Projects which are beyond the traditional animation approach are labelled media design. It can almost be anything that includes audiovisual elements, a glowing toilet seat or an interactive sculpture. These gigs require collaboration with pros from different crafts. An interdisciplinary workshop. Creative writers, producers, art directors, research crew, IT people and designers sit down and talk, and draw, and talk more, and argue, and then talk even more till they figure out some solution. Then the actual work starts: presentations, concept design, and production. This feels like navigating a cruiser across the Atlantic, only with less seasickness.

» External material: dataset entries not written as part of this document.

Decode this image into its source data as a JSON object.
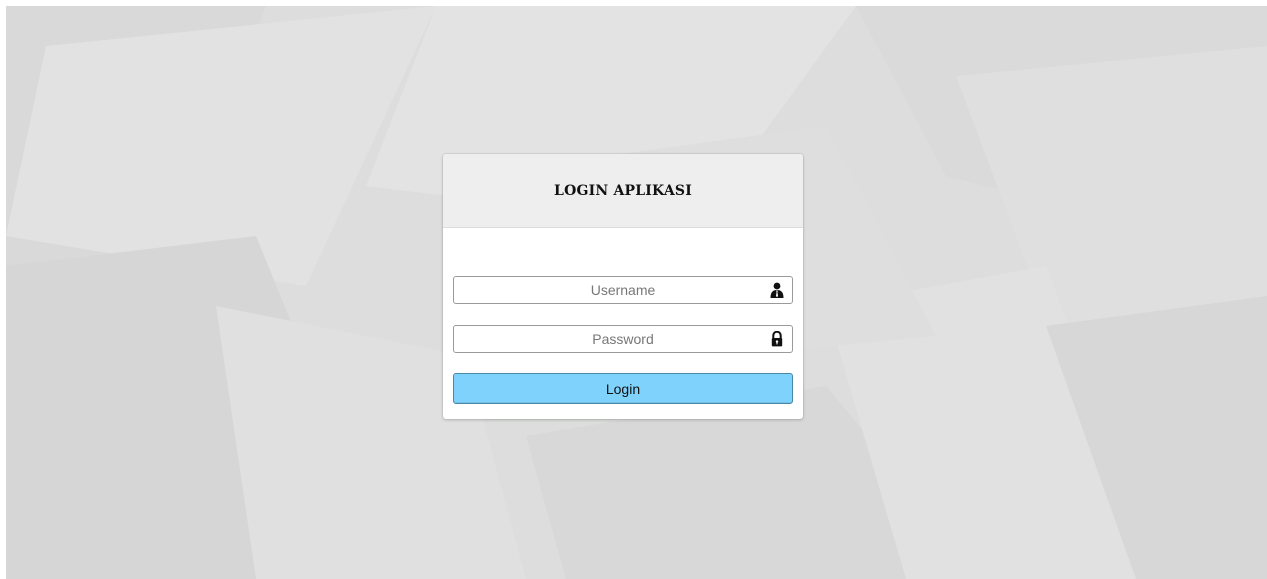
{
  "login": {
    "title": "LOGIN APLIKASI",
    "username_placeholder": "Username",
    "password_placeholder": "Password",
    "submit_label": "Login",
    "username_icon": "user-icon",
    "password_icon": "lock-icon"
  },
  "colors": {
    "background": "#dcdddc",
    "card_header": "#eeeeee",
    "button": "#7ed2fb"
  }
}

But somehow despite all the tsunamis, all the thousands of pages of meeting reports, mile-long emails, contracts and design versions it somehow all makes sense. There is actually land at the end of the journey and so far we always arrived at our destination in better shape than expected. And that is a fun way of earning.
Playing ain’t easy. Just look at children, you’ll see it’s a serious activity. It always has a goal, something to practice for, achieve, or understand by recreating it. Participants are supposed to learn from playing, widen their knowledge, experience certain real-life situations and master their natural reactions. We very much like games with an aim for self-improvement. Learning by imitation with the necessity of failure and the ability of correction. Education is an important service that every society should provide for their young since they would be responsible for the future. After all, everyone has the right to learn and if we take education seriously there’s a good chance of development for our nations.

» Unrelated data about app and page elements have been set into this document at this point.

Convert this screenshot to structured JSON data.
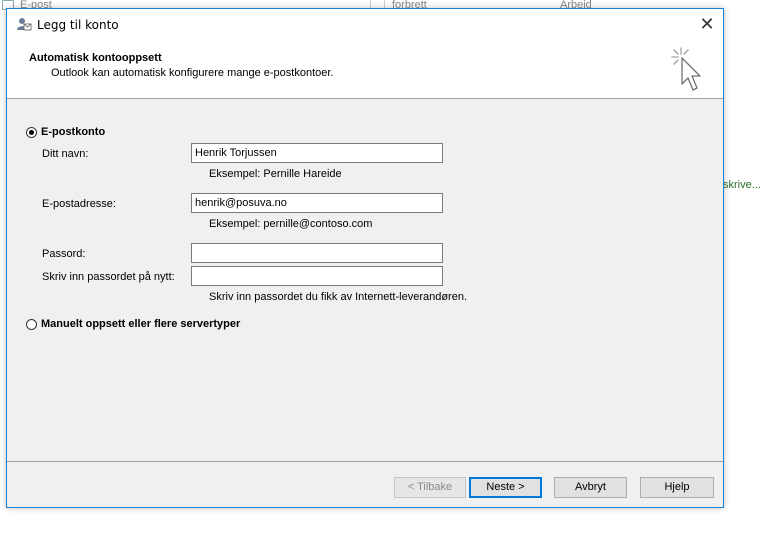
{
  "background": {
    "tab1": "E-post",
    "tab2": "forbrett",
    "tab3": "Arbeid",
    "side_text": "skrive..."
  },
  "dialog": {
    "title": "Legg til konto",
    "close_glyph": "✕",
    "header": {
      "title": "Automatisk kontooppsett",
      "subtitle": "Outlook kan automatisk konfigurere mange e-postkontoer."
    },
    "email_account": {
      "label": "E-postkonto",
      "selected": true
    },
    "fields": {
      "name": {
        "label": "Ditt navn:",
        "value": "Henrik Torjussen",
        "hint": "Eksempel: Pernille Hareide"
      },
      "email": {
        "label": "E-postadresse:",
        "value": "henrik@posuva.no",
        "hint": "Eksempel: pernille@contoso.com"
      },
      "password": {
        "label": "Passord:",
        "value": ""
      },
      "password_repeat": {
        "label": "Skriv inn passordet på nytt:",
        "value": "",
        "hint": "Skriv inn passordet du fikk av Internett-leverandøren."
      }
    },
    "manual_setup": {
      "label": "Manuelt oppsett eller flere servertyper",
      "selected": false
    },
    "buttons": {
      "back": "< Tilbake",
      "next": "Neste >",
      "cancel": "Avbryt",
      "help": "Hjelp"
    }
  },
  "colors": {
    "accent": "#0078d7",
    "dialog_bg": "#f0f0f0",
    "side_text": "#2a6f2a"
  }
}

The process of creating such a game is all about learning as well. Meeting fantastic tutors, and specialists, putting together all the right pieces only to fail. Then make corrections, and repeat as many times as it takes in order to achieve valid results and the most fitting user experience. We live and learn.

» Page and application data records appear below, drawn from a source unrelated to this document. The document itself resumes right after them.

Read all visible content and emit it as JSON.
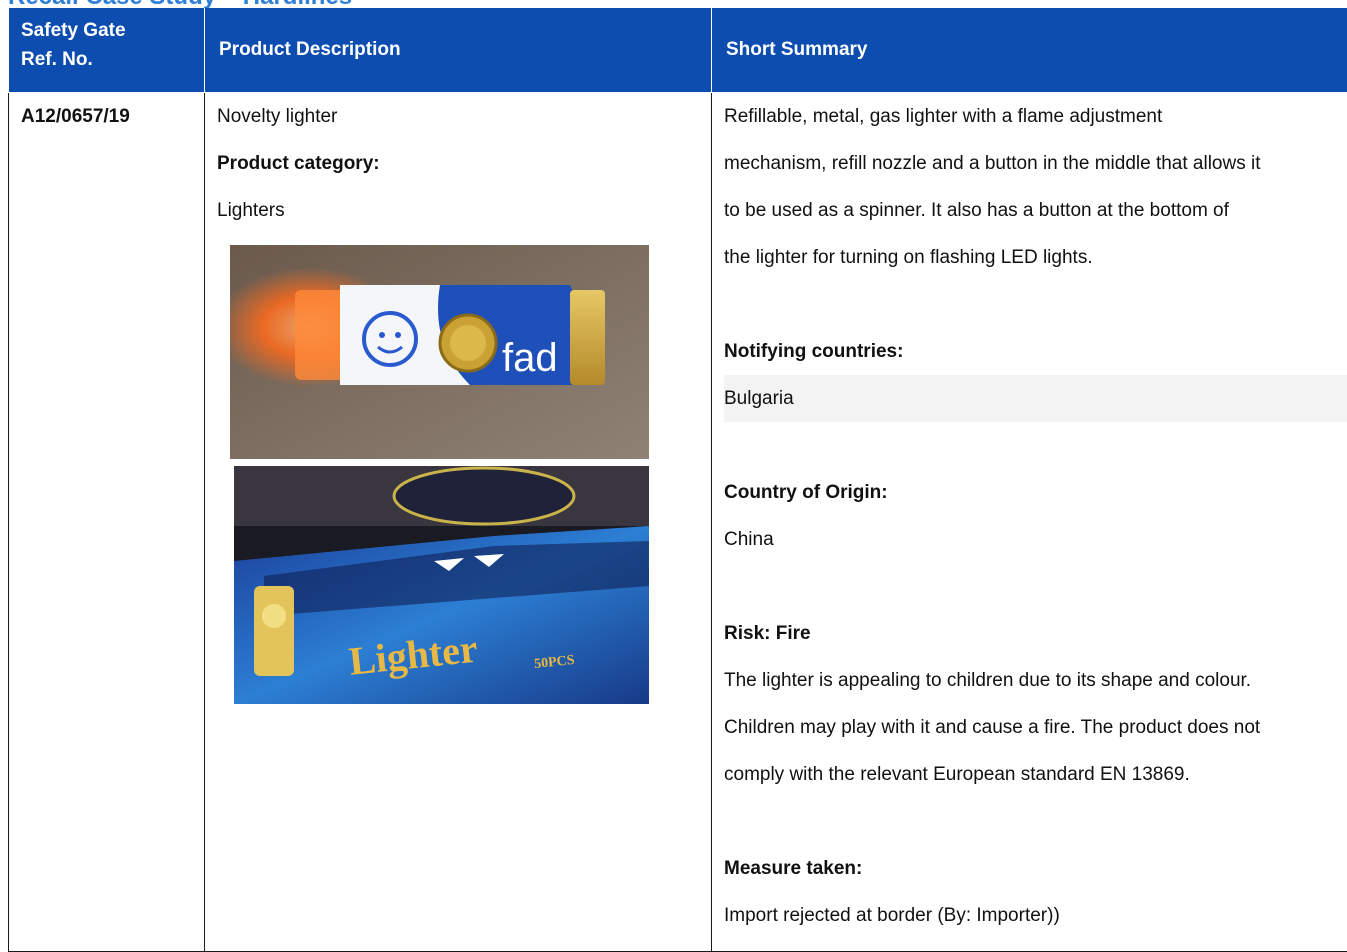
{
  "page_title": "Recall Case Study – Hardlines",
  "table": {
    "headers": {
      "ref_line1": "Safety Gate",
      "ref_line2": "Ref. No.",
      "description": "Product Description",
      "summary": "Short Summary"
    },
    "row": {
      "ref_no": "A12/0657/19",
      "product_name": "Novelty lighter",
      "category_label": "Product category:",
      "category_value": "Lighters",
      "photo1": {
        "printed_text": "fad"
      },
      "photo2": {
        "printed_text": "Lighter",
        "printed_subtext": "50PCS"
      },
      "summary_lines": [
        "Refillable, metal, gas lighter with a flame adjustment",
        "mechanism, refill nozzle and a button in the middle that allows it",
        "to be used as a spinner. It also has a button at the bottom of",
        "the lighter for turning on flashing LED lights."
      ],
      "notifying_label": "Notifying countries:",
      "notifying_value": "Bulgaria",
      "origin_label": "Country of Origin:",
      "origin_value": "China",
      "risk_label": "Risk: Fire",
      "risk_lines": [
        "The lighter is appealing to children due to its shape and colour.",
        "Children may play with it and cause a fire. The product does not",
        "comply with the relevant European standard EN 13869."
      ],
      "measure_label": "Measure taken:",
      "measure_value": "Import rejected at border (By: Importer))"
    }
  },
  "colors": {
    "header_bg": "#0d4db0",
    "header_text": "#ffffff",
    "title": "#2f7fd6",
    "border": "#1a1a1a"
  }
}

Filmmaking is one of the best activities. We love shooting days deeply. Film crews are nice people, everyone seems to know their job and they’re doing it with humble smiles on their faces. As designers, our work has to complement the art of the DOP and the director. An honest job for craftsmen. A style exercise. There are wonderful examples of animation in live-action films (e.g. The Fall, The Empire Strikes Back, Grand Budapest Hotel) either being an abstract sequence or imitating reality. The title sequence in features is like an independent art form. Some are even better than the actual movies. Either way, featuring our animation skills in movies is always an honour and we take it very seriously. No, really…
Darkness and glaring lights. Empty silence surrounds you on the stage. There is that particular scent. The atmosphere of the theatre – the sacral home for audiovisual art performances. Unlike any other, it radiates a deep level of humility. At least it always should. Time and space have special meanings here. One moment you’re in a small room, the clock is ticking painfully slow and the next moment you see the history of time in a flash. It is truly amazing how many different worlds come to life on the stage. Like in the movies, but this is more intimate, more palpable. The magic happens even without any scenery or wardrobe. Of course, with more scenic apparatus, could come bigger wonder. The stage can hold many things with good intentions: actors, grandiose scenery, dance, orchestra, and even water. So why would animation stand out? Be it part of the set, or the act, it fits in perfectly. There is a sacral aura in performing arts, like group therapy, or a mass. You are always more after such an experience.
Probably the most complex task for a visual designer is to create an exhibition on a given theme. This is a bit different from the other assignments, regarding practical details such as crew members, schedule and production phases. Good thing we’re members of the designland creative community a company that specialized in interactive scenery and exhibition design, with professionals in architecture, interior, 3D visualization and media design. Great team, tough workers. Creating an exhibition takes a long time and lots of work and lots of design and lots of discussions, lots of decisions to be made. There are endless days of uncertainty and you spend more time on your phone than Robin Williams in Hook, but in the end, you guys made an amazing experience for the public and might score some awards too. We certainly did.
All in all, we are keen to experiment in most visual fields. We hope to think we’re worth it. This way we ride along in many amazing adventures with beautiful creative minds. Anyways it feels more alive moving out of the dark studios to getting our hands dirty with manual labour. There’s a lot to see and a lot to learn from. New venues, new situations, new people, and new ideas. Animation is a game and we take it very seriously. It has no limits, and neither has our will to keep on creating. Blessed to be craftspeople.